Munger Road (2011)
★ / ★★★★
Despite complaints from their girlfriends (Brooke Peoples, Lauren Storm), the guys (Trevor Morgan, Hallock Beals) thought it would be an excellent idea to go to Munger Road before midnight and document a paranormal activity so they could sell the footage and be on television. According to the local legend, a bus full of kids was once hit by a train. Since then, the tracks were haunted by the children’s restless spirits. Meanwhile, Chief Kirkhoven (Bruce Davison) and Deputy Hendricks (Randall Batinkoff) had a problem on their hands: a serial killer, Shea Gunther, escaped while being transported to a facility. It was up to them to capture the man before he could kill another person.
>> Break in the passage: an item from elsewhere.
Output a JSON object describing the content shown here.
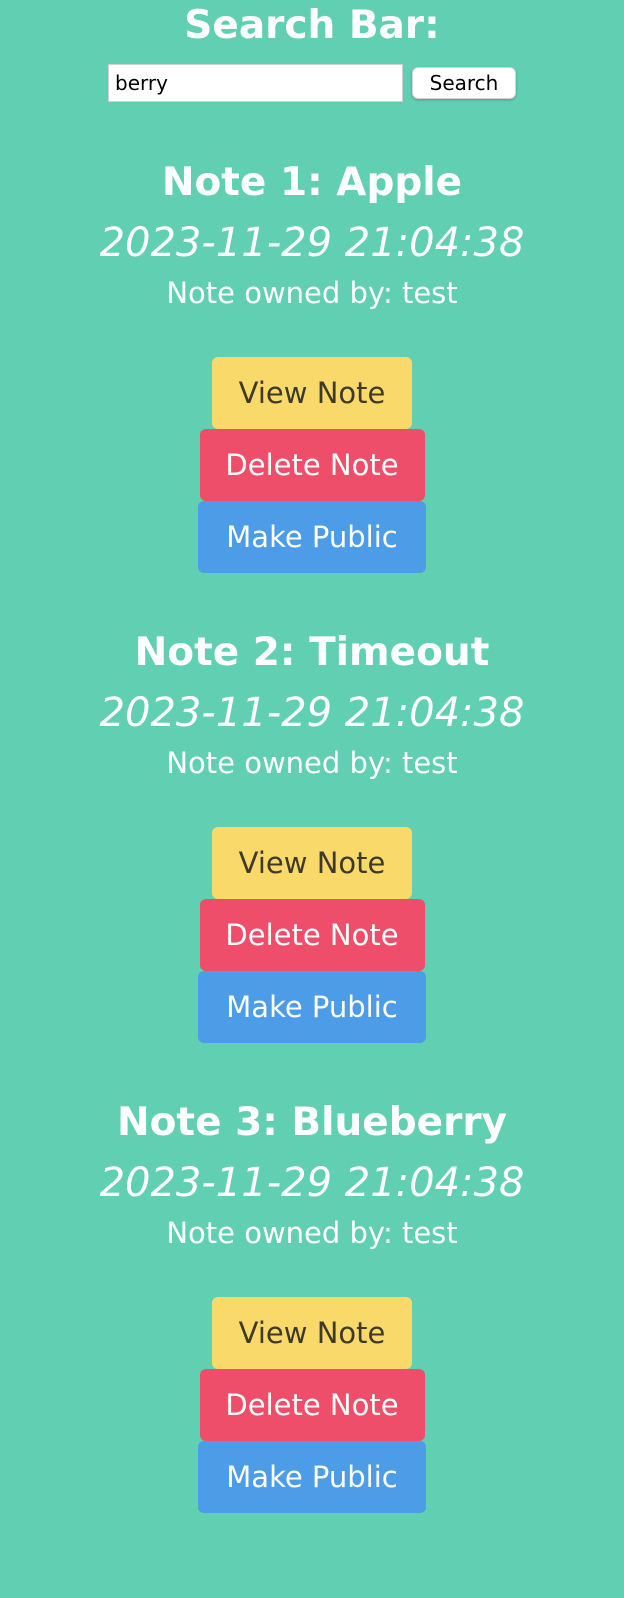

Written and directed by Nicholas Smith, “Munger Road” was not without good ideas but its execution, especially the maddening way in which it ended, was haunted with tyro bravado, so desperate to stand out from typical slasher flicks, that it ended up as another interesting failure. I enjoyed the way a ghost hunting expedition ran parallel to the pursuing of a serial killer. We knew that the two strands would eventually reach a common knot but it almost didn’t matter because there was a curious energy behind whatever was unfolding. However, the adult characters were as effective as the young adults were ineffective. The four friends were just not smart enough for us to feel good about rooting for them all the way. For instance, when their car stopped working and none of them could get a signal for their phones, they eventually decided to run individually through the forest because it was supposedly a shorter distance in comparison to walking along the road. I found their decisions off-putting and unbelievable because, realistically, when a group of people are in an intense state of fear, its members have the tendency to cling onto one another. Personally, I wouldn’t have chosen to walk through the forest. But if I had to watch people take on a decision that I wouldn’t have selected for myself, at least have the situation rooted in realism so that I could still feel involved in what was happening. Furthermore, the scenes in and around the dead car were often too dark for us to be able to see anything. Coupled with putting us into the perspective of the camera that one of the characters carried around and out of it just as quickly, it wasn’t a pleasant experience. There seemed to be no technical mastery as to when we should see something through the videocamera in order to amplify the suspense. I would have loved to have seen more of the two cops as they visited various places where the serial killer might be found. With each new place they looked into, it felt like something more was at stake. First, they began to learn about the missing teens. Second, we couldn’t help but feel like it was only a matter of time until they had the right spot and it could all be over for them. I wondered if the film would have been better off as a procedural. Davison reminded me of Donald Pleasence’s performance as Dr. Sam Loomis in John Carpenter’s “Halloween” especially when expressing his character’s disappointment of constantly being in the wrong place. Yet, just as instantaneously, we felt his determination grow stronger. I wanted to like “Munger Road” because it featured smart and steadfast officers of the law who were doing everything they could to catch a bad guy–something that is sorely lacking in modern horror-thrillers. But with its aforementioned weaknesses and an ending that almost felt like a slap in the face, most people who decide to see it would probably feel like their time had been stolen.